Back in April, I had the pleasure of announcing that the Department of Energy had extended our largest conditional loan guarantee for a solar project – $2.1 billion to support a concentrating solar thermal power plant ne
Last Friday, the Blythe Solar Power Project broke ground, beginning construction of a project that upon completion will generate 1,000 megawatts of solar power, enough to power more than 300,000 single-family homes a year.
We are in a global race to develop and deploy clean energy technologies. Countries like China recognize the economic opportunities and are moving aggressively. So must we. The Blythe project will do more than produce clean power – it will also make the U.S. solar industry more competitive and create good jobs. The project’s sponsor, Solar Trust of America, expects that it will generate more than 1,000 construction jobs in the area. This will boost local economic growth as workers spend money on goods and services throughout Riverside County.
The benefits aren’t confined to Blythe. The project is estimated to create jobs throughout the U.S. supply chain in areas like steel manufacturing. According to Solar Trust of America, the project will require more steel than the quantity that makes up San Francisco’s iconic Golden Gate Bridge. America’s steel industry, which is spread across the country, can help meet that demand.
The Department of Energy’s loan guarantees play a critical role in creating jobs and deploying innovative, commercial-scale clean energy technologies. In total, the Department’s loan programs have committed financing to support 35 clean energy projects that will create or save more than 63,000 jobs across the U.S. Projects like Blythe will also help meet President Obama’s goal of doubling the generating 80 percent of electricity from clean energy sources by 2035.

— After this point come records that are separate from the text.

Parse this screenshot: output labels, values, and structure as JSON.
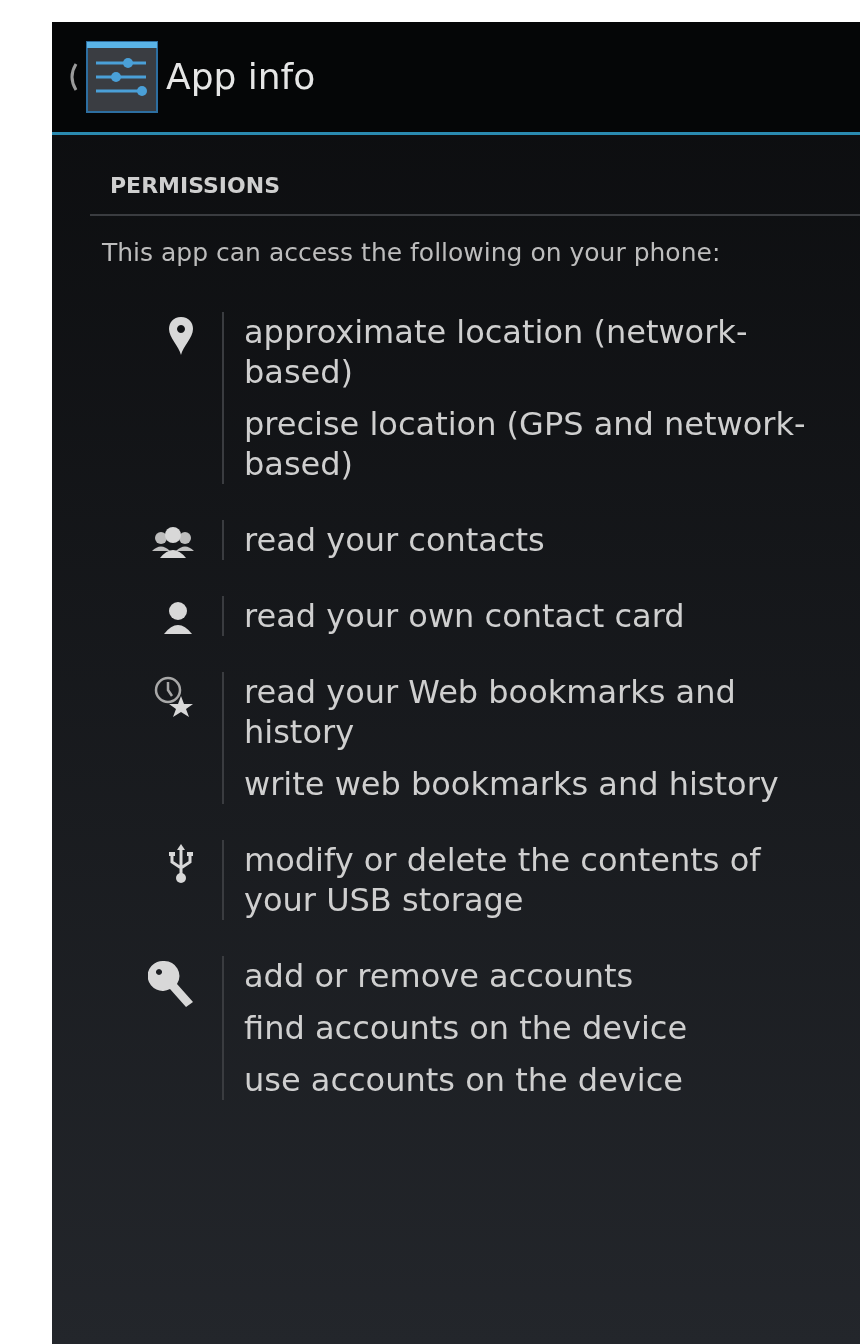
{
  "action_bar": {
    "title": "App info"
  },
  "section": {
    "header": "PERMISSIONS",
    "intro": "This app can access the following on your phone:"
  },
  "groups": [
    {
      "kind": "location",
      "permissions": [
        "approximate location (network-based)",
        "precise location (GPS and network-based)"
      ]
    },
    {
      "kind": "contacts",
      "permissions": [
        "read your contacts"
      ]
    },
    {
      "kind": "profile",
      "permissions": [
        "read your own contact card"
      ]
    },
    {
      "kind": "bookmarks",
      "permissions": [
        "read your Web bookmarks and history",
        "write web bookmarks and history"
      ]
    },
    {
      "kind": "usb",
      "permissions": [
        "modify or delete the contents of your USB storage"
      ]
    },
    {
      "kind": "accounts",
      "permissions": [
        "add or remove accounts",
        "find accounts on the device",
        "use accounts on the device"
      ]
    }
  ]
}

These investments will strengthen American leadership in the clean energy economy and will continue to pay dividends to our environment, our energy infrastructure and our workforce for decades to come.
Steven Chu is the Secretary of Energy, blog.energy.gov/